Reassuring words of a parent's love echo throughout a trio of spring titles that have already captured the hearts of booksellers and consumers. Holding the #2 spot on PW's bestseller list just two months after its January launch is I Love You So Much by Carl Norac, illustrated by Claude K. Dubois (Doubleday), first published by Pastel in France in 1996. After several trips back to press, this small-format, $9.95 jacketed hardcover now has 100,000 copies in print.
According to Andrew Smith, director of marketing for BDD Books for Young Readers, the book's sales received a significant boost from its inclusion in Barnes and Noble's First Book Storytime Program, and its promotion in postcard racks in such spots as restaurants and gyms. Though Smith and his colleagues realized that the book's low price and concept -- Lola, an impatient young hamster, waits all day to find the right time to tell her parents how she feels about them -- gave this title double appeal, they were pleasantly surprised at how quickly the book moved out of stores, thanks in part to a counter display that the booksellers we questioned deemed "adorable." This, as well as in-store event kits and buttons, helped make I Love You So Much what Smith termed "the fastest-selling picture book in recent BDD history." The publisher is planning a promotional campaign as Mother's Day approaches and will bring Lola back in another similarly themed book next January.
Sally Lodge -- 4/20/98 PUBLISHERS WEEKLY


From Publishers Weekly
Daddy looms large both figuratively and literally in Norac's (I Love You So Much) ode to a father from a child's perspective. While the words convey the child's belief that daddy possesses extraordinary powers, the pictures demonstrate that daddy's true strength derives from his consistent, loving involvement in his child's life, whether cuddling, playing games or just being there. Children may enjoy this story's gentle humor best from the warmth of Daddy's lap.

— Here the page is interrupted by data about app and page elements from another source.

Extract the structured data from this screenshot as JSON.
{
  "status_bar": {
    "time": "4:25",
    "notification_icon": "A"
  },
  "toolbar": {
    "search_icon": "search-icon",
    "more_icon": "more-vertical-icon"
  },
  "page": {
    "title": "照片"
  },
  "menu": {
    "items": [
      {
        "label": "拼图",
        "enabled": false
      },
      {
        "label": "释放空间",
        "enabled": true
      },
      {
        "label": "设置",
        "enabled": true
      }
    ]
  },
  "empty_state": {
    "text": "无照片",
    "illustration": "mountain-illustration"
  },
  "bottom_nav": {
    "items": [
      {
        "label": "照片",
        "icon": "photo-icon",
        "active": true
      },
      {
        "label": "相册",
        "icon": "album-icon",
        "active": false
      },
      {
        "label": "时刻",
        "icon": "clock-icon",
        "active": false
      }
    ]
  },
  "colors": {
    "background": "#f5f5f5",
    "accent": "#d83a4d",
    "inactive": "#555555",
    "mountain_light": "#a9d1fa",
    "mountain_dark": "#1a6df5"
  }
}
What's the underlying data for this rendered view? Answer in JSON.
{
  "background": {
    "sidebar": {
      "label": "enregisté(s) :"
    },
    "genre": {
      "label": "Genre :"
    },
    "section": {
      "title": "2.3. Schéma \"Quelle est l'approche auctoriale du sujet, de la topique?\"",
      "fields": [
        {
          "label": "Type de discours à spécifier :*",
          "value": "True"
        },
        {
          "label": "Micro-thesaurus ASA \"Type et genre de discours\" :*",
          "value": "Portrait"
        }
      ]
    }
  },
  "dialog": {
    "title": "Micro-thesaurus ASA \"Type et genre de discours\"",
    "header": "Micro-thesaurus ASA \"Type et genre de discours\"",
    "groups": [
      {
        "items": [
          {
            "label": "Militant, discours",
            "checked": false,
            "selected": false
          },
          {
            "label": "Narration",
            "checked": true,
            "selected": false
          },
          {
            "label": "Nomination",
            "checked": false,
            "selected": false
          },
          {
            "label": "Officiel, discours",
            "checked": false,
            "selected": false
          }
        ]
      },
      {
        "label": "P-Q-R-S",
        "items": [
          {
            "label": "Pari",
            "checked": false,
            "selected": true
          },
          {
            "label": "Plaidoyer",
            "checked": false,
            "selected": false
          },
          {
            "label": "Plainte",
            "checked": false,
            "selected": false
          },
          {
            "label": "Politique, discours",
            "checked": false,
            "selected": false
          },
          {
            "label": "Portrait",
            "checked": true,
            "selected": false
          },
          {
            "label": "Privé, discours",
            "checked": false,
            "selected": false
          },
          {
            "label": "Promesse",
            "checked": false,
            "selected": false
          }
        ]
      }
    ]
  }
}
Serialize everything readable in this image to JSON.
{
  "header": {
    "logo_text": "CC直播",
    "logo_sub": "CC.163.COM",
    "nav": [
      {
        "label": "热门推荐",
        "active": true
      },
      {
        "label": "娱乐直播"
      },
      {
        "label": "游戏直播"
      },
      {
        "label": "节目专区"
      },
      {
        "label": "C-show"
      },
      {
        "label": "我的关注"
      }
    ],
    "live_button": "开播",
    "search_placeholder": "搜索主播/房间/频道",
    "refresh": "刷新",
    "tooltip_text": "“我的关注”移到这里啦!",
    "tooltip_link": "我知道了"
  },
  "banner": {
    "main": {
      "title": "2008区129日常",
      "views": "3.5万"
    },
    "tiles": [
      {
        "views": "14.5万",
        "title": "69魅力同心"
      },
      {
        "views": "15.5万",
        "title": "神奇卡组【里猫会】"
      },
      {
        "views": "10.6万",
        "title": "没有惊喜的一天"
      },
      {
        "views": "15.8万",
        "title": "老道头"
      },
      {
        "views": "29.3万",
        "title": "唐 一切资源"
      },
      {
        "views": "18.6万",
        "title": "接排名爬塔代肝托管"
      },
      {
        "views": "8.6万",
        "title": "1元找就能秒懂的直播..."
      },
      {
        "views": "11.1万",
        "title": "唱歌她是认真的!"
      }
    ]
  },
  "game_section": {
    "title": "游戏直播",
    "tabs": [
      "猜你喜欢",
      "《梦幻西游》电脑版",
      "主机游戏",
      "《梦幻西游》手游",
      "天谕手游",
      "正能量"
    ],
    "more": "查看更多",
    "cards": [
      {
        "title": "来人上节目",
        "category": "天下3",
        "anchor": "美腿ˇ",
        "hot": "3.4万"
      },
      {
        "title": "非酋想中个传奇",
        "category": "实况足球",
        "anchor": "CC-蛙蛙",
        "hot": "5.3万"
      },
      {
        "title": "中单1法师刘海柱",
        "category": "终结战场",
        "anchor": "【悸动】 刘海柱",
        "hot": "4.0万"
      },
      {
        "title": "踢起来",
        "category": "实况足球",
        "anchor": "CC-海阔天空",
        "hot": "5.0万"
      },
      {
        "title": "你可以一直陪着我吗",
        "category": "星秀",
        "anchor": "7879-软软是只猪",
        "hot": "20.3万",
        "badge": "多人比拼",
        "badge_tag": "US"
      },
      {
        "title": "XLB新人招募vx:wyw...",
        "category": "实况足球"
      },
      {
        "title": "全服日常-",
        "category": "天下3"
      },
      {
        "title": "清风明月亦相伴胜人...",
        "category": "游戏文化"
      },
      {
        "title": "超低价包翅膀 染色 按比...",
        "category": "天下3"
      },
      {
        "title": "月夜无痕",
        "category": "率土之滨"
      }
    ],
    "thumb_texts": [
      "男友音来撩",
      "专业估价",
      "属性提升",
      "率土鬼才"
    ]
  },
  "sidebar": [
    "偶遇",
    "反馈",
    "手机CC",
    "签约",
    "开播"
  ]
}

From School Library Journal
PreS–Norac's paean to a larger-than-life father breaks no new ground, but it will entertain youngsters nonetheless. The unnamed narrator claims that his father is a giant who can sneeze up a hurricane, kick a soccer ball to the moon, and make the ground shake when he runs. "But I'm not scared of anything when I'm in my daddy's arms." The simple premise captures the little boy's idolization of his dad well, and will certainly speak to children everywhere.

From BBC Parenting
This is a big shout out from sons to their dads...because Dad needs love too.